The beginning of my career was spent in this frantic early-stage startup mode. I was executing on the nuts and bolts of marketing while also coming up with the strategy, and it was all about getting things done.
I learned how to do a ton of things, but what I didn’t learn was how to communicate the strategy. I got good at marketing before I learned how to explain it.
People who learned marketing in the digital age struggle with this, as we do a wide variety of weird stuff to market businesses online. Those tactics are hard to describe, and so are the results of our work. Marketing right now is all about testing, and not all marketing tests work. It takes time to find the thing that sticks.
Growth marketing is kind of like trying on swimsuits. You know what you’re trying to buy, but you have to try on a lot of different sizes and styles that are awful until you find the one that works. Then, that suit is only in style and it only fits for so long before you have to go shopping again.
Explaining growth marketing isn’t easy, but I’ll offer this: It gets better. Over time you get to know the channels more. You learn the benchmarks, recognize the patterns, and build up your confidence. With time, it gets easier to communicate the strategy of growth marketing, and in turn, and gets easier and more fun to do your job.
Lesson #2: Being a generalist can be a great thing.
When I started consulting, a lot of people asked me what my specialty is. I didn’t know how to answer that, and it made me feel really unsure of my abilities. Working in startups, I’d had to wear a lot of different hats as it was the nature of small companies. That’s why it was hard to narrow my abilities down to one thing, like Adwords.
Now I’m comfortable more broadly defining my skills as a “full stack marketer,” with a strong emphasis on content, and I see how understanding the full marketing funnel can be a strength.
Generalists can get a bad reputation for being Jacks-of-all-trades-and-masters-of-none. I understand the frustration of working with an unfocused colleague or cleaning up sloppy work.

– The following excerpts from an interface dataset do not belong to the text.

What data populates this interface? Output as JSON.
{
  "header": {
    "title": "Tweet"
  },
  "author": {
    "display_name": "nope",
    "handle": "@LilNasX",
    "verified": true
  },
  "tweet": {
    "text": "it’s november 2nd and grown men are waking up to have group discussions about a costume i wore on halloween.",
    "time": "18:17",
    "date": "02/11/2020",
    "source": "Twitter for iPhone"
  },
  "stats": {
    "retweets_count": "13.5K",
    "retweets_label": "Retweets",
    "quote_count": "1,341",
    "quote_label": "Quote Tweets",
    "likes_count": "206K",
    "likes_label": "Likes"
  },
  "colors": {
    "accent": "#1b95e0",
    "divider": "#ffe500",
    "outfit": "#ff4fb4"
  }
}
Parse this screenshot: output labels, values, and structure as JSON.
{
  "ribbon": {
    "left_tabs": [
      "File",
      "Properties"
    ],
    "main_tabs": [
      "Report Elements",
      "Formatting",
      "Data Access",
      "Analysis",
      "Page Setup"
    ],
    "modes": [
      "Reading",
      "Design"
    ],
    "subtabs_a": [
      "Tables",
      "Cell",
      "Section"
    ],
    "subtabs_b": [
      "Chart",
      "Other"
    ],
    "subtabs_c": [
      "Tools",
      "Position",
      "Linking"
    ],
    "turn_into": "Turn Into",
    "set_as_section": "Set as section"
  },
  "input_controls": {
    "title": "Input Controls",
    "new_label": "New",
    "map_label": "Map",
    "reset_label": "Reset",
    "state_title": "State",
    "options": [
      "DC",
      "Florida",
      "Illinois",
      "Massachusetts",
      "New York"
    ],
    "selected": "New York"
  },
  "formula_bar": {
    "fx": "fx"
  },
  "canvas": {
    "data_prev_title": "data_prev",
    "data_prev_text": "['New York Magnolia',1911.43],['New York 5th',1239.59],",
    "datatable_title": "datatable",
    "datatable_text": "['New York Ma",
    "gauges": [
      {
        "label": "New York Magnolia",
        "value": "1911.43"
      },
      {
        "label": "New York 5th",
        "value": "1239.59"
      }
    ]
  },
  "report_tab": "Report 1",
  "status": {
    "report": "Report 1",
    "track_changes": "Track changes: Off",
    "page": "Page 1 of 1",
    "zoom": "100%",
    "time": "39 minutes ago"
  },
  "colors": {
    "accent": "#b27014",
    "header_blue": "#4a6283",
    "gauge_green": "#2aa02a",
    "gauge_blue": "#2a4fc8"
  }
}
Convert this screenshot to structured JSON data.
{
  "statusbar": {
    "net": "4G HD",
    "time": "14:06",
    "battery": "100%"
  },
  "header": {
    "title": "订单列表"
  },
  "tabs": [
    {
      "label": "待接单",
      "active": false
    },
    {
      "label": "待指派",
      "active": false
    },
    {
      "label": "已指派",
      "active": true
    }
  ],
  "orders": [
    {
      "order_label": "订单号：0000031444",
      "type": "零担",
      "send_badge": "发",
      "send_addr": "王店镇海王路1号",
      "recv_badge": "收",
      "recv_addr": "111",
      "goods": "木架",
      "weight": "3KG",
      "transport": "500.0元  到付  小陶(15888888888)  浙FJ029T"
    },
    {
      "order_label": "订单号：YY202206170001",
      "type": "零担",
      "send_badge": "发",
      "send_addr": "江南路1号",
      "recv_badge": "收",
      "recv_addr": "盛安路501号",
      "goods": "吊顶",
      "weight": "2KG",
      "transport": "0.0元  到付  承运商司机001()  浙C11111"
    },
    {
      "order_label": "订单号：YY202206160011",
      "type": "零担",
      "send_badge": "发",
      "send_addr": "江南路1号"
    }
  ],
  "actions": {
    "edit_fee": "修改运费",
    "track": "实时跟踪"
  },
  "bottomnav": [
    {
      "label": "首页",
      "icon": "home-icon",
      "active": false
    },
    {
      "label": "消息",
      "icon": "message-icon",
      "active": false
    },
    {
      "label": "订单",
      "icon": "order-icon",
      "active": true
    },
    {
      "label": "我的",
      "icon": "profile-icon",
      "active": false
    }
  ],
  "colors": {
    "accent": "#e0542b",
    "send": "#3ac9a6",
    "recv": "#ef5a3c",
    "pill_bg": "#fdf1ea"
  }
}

But here’s what I’ve learned: I think the key to being an effective generalist is self-awareness. You have to know what you’re good at. (For example, I’ll happily admit that I while can use Photoshop/InDesign, but I am by no means a subject matter expert at design. I’m glad to delegate that. Seriously, here you go. Here’s the logo, the color palette, the eBook—knock yourself out.)
I think as long as you are self-aware, willing to delegate, and productive—being a generalist is a great thing. It means you can contribute to a wider variety of marketing products, speak the language of colleagues beyond your department, and own products that have a broad business impact. Shiny object lovers, I say… explore those interests!

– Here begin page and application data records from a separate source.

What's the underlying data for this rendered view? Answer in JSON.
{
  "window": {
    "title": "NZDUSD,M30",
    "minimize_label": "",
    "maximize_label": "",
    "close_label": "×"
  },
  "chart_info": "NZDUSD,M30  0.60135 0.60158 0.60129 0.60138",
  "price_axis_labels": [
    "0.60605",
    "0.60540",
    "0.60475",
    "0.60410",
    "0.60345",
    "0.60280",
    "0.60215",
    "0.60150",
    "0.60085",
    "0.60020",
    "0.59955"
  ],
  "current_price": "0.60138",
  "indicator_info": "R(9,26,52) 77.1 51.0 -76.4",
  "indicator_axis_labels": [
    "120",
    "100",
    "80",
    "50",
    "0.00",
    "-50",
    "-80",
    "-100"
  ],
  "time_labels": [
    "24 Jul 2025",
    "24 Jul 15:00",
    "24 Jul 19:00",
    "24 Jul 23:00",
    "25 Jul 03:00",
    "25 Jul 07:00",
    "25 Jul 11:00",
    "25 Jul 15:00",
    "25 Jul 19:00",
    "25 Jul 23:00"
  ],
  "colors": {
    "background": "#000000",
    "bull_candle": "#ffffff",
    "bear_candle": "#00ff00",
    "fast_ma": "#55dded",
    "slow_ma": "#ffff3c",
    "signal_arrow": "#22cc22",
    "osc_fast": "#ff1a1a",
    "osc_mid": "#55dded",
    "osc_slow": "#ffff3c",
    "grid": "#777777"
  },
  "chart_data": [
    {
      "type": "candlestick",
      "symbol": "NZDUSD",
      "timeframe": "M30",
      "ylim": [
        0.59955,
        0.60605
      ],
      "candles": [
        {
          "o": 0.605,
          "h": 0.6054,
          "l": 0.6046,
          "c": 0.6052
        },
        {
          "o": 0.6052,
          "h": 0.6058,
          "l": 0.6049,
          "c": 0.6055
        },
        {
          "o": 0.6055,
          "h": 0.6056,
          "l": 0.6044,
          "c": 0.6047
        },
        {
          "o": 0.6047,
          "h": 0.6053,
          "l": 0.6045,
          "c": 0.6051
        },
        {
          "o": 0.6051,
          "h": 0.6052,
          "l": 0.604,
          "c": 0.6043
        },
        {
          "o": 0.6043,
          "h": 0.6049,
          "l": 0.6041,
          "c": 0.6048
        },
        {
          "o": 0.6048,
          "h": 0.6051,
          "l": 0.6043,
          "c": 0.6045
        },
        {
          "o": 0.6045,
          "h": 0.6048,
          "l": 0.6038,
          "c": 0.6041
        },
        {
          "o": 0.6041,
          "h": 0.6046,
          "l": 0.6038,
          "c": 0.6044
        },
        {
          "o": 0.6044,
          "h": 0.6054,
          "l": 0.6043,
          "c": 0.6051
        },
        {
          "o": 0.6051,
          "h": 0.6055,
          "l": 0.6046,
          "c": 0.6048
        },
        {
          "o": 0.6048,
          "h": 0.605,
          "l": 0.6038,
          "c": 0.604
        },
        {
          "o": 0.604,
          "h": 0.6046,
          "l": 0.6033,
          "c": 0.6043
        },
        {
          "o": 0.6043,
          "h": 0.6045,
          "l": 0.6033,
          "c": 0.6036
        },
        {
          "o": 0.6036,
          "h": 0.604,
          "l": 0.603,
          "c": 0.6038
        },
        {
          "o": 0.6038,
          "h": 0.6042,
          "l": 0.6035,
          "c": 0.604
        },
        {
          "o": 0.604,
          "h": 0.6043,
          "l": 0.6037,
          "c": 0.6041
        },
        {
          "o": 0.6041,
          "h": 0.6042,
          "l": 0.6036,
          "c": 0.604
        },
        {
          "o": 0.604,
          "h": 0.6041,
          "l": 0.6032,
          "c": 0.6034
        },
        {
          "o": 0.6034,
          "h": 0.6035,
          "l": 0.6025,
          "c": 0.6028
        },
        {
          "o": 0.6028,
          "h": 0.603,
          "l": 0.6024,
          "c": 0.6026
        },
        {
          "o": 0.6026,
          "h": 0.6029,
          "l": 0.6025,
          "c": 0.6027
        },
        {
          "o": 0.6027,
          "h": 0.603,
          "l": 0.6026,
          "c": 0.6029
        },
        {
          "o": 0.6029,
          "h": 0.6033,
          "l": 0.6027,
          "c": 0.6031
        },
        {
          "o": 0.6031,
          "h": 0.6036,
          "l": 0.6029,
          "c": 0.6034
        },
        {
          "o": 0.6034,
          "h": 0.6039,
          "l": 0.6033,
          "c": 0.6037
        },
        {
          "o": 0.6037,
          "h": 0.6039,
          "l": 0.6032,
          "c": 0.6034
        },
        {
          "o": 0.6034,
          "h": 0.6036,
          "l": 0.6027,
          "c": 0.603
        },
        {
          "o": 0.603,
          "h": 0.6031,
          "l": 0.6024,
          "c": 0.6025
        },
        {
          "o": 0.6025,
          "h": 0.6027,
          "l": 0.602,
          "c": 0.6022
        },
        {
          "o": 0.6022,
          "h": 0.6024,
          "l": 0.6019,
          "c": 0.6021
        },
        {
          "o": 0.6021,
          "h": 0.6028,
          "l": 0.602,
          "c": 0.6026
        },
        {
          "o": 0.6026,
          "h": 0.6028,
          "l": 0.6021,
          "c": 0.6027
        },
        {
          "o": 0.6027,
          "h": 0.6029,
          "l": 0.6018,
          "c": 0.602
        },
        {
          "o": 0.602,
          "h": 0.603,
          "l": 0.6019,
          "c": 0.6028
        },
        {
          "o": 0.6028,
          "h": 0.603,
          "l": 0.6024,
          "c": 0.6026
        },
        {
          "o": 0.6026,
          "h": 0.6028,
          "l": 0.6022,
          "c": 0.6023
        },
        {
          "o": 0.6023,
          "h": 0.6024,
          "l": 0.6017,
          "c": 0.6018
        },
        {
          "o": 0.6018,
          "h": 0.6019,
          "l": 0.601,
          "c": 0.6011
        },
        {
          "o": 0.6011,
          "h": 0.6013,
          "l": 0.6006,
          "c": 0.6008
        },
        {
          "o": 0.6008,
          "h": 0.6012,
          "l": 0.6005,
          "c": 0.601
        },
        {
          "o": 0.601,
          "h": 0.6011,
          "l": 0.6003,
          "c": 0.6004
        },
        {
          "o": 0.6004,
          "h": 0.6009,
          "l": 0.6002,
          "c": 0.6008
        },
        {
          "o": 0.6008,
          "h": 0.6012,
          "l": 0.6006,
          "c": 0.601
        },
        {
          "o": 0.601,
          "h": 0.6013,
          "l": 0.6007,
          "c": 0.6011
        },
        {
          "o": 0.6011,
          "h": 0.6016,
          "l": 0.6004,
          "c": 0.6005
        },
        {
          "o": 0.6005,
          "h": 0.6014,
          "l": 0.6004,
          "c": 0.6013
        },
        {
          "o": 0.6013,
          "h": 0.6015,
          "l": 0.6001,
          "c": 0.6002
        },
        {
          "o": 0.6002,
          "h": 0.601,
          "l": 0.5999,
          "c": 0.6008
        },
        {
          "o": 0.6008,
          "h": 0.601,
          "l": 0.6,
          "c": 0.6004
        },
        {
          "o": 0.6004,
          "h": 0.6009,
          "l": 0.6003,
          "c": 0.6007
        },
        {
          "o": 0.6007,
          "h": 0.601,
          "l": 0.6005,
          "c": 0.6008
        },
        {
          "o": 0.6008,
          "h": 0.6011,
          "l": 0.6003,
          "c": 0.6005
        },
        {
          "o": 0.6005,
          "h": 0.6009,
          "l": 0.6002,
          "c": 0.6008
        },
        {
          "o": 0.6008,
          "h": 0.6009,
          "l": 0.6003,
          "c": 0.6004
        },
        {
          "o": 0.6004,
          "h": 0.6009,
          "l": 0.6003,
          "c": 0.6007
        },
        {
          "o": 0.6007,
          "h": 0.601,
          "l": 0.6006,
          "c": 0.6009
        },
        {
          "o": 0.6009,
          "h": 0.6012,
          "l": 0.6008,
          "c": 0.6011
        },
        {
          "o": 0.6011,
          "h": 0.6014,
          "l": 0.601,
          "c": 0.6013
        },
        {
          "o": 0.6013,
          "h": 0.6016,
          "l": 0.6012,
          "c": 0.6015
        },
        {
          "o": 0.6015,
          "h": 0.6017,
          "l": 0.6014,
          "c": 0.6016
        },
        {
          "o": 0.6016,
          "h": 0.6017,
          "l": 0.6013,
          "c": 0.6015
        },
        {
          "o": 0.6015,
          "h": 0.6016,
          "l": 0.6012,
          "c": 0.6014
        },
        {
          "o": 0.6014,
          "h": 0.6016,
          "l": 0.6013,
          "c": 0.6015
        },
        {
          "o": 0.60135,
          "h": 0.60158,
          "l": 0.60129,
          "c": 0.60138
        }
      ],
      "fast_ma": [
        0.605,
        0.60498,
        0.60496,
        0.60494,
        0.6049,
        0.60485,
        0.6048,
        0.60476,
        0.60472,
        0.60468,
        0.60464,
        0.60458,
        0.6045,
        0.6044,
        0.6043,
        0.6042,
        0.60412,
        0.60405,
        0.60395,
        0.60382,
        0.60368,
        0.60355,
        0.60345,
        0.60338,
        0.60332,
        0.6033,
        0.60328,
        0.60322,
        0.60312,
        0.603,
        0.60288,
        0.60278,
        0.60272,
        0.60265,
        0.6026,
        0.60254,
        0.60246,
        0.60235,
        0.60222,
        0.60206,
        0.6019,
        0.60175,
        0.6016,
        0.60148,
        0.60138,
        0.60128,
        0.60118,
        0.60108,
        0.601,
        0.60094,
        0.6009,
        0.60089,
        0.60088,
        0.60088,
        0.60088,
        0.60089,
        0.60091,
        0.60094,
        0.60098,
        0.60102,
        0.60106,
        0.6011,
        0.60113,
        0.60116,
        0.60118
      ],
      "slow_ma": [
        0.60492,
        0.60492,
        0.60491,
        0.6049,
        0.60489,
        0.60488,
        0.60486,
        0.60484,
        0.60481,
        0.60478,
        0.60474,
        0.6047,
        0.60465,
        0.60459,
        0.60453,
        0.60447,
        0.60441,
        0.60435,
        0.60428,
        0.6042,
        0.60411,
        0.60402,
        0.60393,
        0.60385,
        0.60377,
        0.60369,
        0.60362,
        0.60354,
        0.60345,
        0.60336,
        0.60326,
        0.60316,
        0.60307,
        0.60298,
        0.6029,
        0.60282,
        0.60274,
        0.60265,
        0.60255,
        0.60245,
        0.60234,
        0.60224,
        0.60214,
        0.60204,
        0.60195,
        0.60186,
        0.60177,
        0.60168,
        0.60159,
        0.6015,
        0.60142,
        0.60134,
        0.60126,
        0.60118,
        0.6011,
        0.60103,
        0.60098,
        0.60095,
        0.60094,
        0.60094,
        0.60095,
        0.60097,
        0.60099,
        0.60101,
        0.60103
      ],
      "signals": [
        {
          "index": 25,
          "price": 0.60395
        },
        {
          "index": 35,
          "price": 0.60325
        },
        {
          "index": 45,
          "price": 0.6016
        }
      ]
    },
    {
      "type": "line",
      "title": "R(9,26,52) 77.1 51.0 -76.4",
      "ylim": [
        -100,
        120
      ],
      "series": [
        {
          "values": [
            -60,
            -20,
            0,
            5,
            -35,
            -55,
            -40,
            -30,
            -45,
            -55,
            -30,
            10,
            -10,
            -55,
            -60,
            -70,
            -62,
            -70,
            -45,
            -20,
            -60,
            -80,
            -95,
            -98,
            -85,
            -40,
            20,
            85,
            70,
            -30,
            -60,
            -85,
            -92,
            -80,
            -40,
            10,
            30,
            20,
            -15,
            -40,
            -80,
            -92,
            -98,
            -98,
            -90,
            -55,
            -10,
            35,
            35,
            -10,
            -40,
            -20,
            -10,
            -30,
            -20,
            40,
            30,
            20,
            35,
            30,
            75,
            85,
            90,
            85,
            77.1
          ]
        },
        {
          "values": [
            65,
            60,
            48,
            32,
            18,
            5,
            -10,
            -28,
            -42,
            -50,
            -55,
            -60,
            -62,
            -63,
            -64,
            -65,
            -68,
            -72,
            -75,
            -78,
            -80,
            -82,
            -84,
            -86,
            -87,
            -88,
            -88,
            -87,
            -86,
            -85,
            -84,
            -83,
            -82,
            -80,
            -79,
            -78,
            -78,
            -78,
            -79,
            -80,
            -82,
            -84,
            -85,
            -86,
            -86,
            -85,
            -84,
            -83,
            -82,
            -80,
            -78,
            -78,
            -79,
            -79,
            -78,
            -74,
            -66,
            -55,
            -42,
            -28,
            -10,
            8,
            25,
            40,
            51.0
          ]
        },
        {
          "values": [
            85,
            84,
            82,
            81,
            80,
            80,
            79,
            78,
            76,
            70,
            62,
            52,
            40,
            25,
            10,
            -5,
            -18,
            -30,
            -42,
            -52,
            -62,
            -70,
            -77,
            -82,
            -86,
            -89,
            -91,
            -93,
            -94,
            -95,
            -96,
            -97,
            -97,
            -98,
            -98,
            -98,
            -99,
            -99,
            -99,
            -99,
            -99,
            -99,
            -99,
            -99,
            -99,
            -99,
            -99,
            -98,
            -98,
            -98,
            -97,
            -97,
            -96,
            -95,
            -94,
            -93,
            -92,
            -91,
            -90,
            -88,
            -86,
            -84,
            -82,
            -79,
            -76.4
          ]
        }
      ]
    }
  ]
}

Lesson #3: Even with marketing, startups still have to sell.
I’ve chatted with a number of prospective clients who wanted to bring in marketing so they didn’t have to do sales.
Honey, that’s not how it works. Even with a marketing consultant hanging around to help with blog posts or PR or something, sales people still have to sell. Sales and marketing have to work together.

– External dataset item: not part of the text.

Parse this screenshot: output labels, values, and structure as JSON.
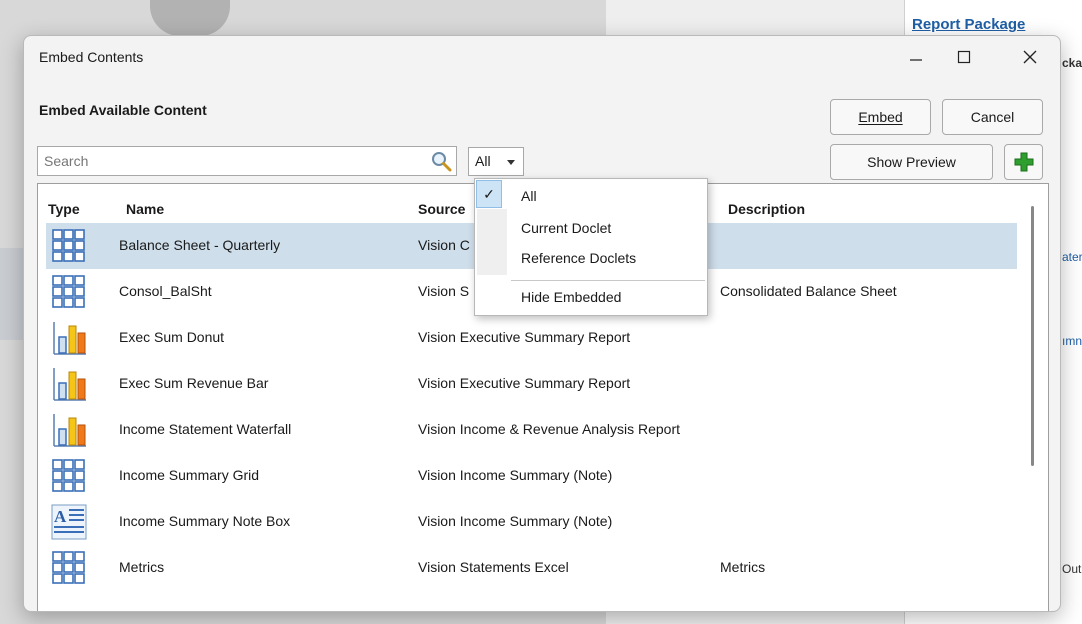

Anything other than direct sales is a slower growth channel. You need time for that stuff to convert.
Pre-funding, a startup has to drive sales to help with runway. In that case, the best way for sales and marketing to collaborate is through a case study. That case study will be a phenomenal asset for the sales team to use when talking to prospects. They’ll love it.
For its part, sales needs to land that first customer who is willing to do a case study. For marketing’s part, we can come up with a ton of ways to re-package that content (blog post, webinar, press) and drive traffic to it. As you can see, it’s a team effort, and sales’ participation won’t go away even with marketing’s support.
Lesson #4: It’s never too early to focus on the customer.
We are in this phase of marketing right now that is incredibly accountable and metrics-focused. Marketing used to be a cost-center, now it’s a money-maker, marketing’s the new finance… etc. etc. We’ve all heard this. This conversation is great stuff, but it’s getting into the heads of folks who aren’t ready for it.
People are worried about optimizing a theoretical newsletter for conversion before an email list even exists. People are concerned about creating a repeatable process for lead generation before they have even decided who the ideal lead is. Cart before the horse, much?
“You need to take a step back and define the customer more” is tough marketing advice to give to an eager founder. But I find myself saying this more and more because in many cases it’s the best advice I can offer.
So. That’s what I learned this first full time year of consulting. I just want to give a huge thank you to my clients for taking a chance on me. I’ve loved working with you and becoming more than a business partner to you, but also a friend. Seriously, a friend. I feel like I made some lifelong founder friends this year and I cannot thank you enough for being a part of my journey. 🙂